Identify all lines in the listing that include the word "using", and copy them out.

_ _ _

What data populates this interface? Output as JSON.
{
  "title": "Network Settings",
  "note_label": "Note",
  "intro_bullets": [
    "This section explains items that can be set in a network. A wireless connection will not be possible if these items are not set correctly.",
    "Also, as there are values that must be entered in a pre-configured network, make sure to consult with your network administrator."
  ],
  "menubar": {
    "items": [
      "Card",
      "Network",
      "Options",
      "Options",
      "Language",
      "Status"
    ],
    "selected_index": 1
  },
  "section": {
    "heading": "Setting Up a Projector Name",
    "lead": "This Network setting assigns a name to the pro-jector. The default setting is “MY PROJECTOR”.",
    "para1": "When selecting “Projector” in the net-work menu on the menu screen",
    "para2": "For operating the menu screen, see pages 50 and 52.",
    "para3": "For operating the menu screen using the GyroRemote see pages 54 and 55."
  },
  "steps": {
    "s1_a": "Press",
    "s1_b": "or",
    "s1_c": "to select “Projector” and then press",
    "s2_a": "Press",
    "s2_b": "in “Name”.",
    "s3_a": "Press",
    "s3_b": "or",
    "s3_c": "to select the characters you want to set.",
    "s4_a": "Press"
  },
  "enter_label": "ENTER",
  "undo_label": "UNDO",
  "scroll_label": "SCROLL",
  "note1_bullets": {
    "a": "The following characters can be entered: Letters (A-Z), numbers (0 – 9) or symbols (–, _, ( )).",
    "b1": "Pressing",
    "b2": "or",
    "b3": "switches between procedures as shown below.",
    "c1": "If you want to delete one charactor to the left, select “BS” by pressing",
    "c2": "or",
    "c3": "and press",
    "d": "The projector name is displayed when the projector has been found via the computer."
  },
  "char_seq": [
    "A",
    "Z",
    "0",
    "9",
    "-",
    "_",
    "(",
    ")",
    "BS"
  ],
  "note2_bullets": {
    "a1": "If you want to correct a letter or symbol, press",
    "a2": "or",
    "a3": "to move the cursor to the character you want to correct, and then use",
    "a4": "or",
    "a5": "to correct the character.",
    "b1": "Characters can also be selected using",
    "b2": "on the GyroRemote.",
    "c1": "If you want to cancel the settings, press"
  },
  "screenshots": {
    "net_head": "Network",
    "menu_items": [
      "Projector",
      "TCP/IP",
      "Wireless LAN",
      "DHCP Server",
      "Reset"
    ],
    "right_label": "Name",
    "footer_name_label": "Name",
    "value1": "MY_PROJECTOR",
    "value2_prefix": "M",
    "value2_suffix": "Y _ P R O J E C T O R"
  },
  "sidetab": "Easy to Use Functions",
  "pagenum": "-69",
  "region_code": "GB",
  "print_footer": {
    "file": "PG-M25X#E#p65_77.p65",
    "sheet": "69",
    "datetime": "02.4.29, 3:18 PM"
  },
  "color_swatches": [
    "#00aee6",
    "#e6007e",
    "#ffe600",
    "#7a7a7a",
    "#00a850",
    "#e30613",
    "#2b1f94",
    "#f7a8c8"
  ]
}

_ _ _

» TASK RESULT
    "para3": "For operating the menu screen using the GyroRemote see pages 54 and 55."
    "b1": "Characters can also be selected using",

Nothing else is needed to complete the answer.